It was a real sensation: On 17 December 2014, when the heads of state of Cuba and the United States announced their intention to normalize relations between the two states, which had been frozen for over a half century, the global public reacted with surprise. What led to this change? Will the words be followed by deeds? Will the embargo now be lifted?
The welcome reaction of large majorities in both countries to the resumption of diplomatic relations shows how overdue this rapprochement had been. Its concrete results are already evident. In the secret negotiations – mediated by the Canadian government and especially by Pope Francis – both sides agreed to an exchange of prisoners, the relaxation of restrictions on tourism, and the facilitation of money transfers and telecommunication.
By the end of January, the redefinition of relations between the USA and Cuba became the dominant issue at the Third Annual Summit of CELAC (Community of Latin American and Caribbean States) in Costa Rica. In the closing documents, the heads of state present greeted the change but also stressed the immediate need to lift the ongoing U.S. economic and financial blockade of Cuba.

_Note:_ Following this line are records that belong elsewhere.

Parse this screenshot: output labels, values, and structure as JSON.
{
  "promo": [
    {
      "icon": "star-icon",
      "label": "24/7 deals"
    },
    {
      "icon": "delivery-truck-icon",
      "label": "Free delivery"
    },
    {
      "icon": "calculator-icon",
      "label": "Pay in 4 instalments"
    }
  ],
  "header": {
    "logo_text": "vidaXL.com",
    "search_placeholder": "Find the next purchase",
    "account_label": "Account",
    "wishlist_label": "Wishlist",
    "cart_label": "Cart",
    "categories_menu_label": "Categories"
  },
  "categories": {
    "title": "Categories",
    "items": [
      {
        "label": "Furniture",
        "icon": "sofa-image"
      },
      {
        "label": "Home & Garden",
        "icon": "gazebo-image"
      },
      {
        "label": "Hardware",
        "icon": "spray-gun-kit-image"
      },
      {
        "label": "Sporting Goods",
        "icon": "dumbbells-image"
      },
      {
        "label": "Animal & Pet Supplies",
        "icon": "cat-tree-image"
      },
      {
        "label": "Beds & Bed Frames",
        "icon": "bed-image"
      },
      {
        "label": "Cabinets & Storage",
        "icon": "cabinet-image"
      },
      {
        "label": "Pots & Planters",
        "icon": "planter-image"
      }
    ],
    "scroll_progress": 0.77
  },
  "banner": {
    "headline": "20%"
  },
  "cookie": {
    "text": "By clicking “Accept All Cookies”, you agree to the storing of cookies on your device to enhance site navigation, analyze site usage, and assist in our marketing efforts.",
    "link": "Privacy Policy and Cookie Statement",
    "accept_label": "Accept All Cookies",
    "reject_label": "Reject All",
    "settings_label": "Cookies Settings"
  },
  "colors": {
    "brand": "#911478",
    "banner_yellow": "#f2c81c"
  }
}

The rapprochement has fueled hopes in Cuba that the two generations-long blockade, and the massive economic restrictions which it has caused, could now come to an end. Ever since the collapse of the Soviet Union, and thus also of Cuban foreign trade, the Havana government has been compelled to undertake many experiments in order to uphold its own socialist model. On the one hand, this has worked: Cuba has hold its own against its overpowering capitalist neighbor. On the other hand, the country has had to pay a high price and has become entangled in deep contradictions. Can the vertical planned economy work with elements of market economy? What remains of ‘Cuban socialism’ in the 21st century? These are the burning questions which Cuba’s leadership has to face now more than ever.
For one thing is clear: The U.S. government has indeed changed its strategy―but not its goal, which is system change in Cuba. In the first essay, William M. LeoGrande, Professor of Government at the American University in Washington, DC, analyses the change in U.S. foreign policy as a transition from an aggressive strategy of “hard power” to a “soft” policy of change through rapprochement. In the second essay, Jenny Morín Nenoff, German-Cuban researcher and former RLS scholarship holder, probes the Cuban perspective.
With this booklet issued jointly by the New York and Mexico City offices of the Rosa Luxemburg Stiftung we hope to contribute to a critical accompaniment of the process. For let us have no illusions: what has occurred is no more than a first step.
More in the PDF.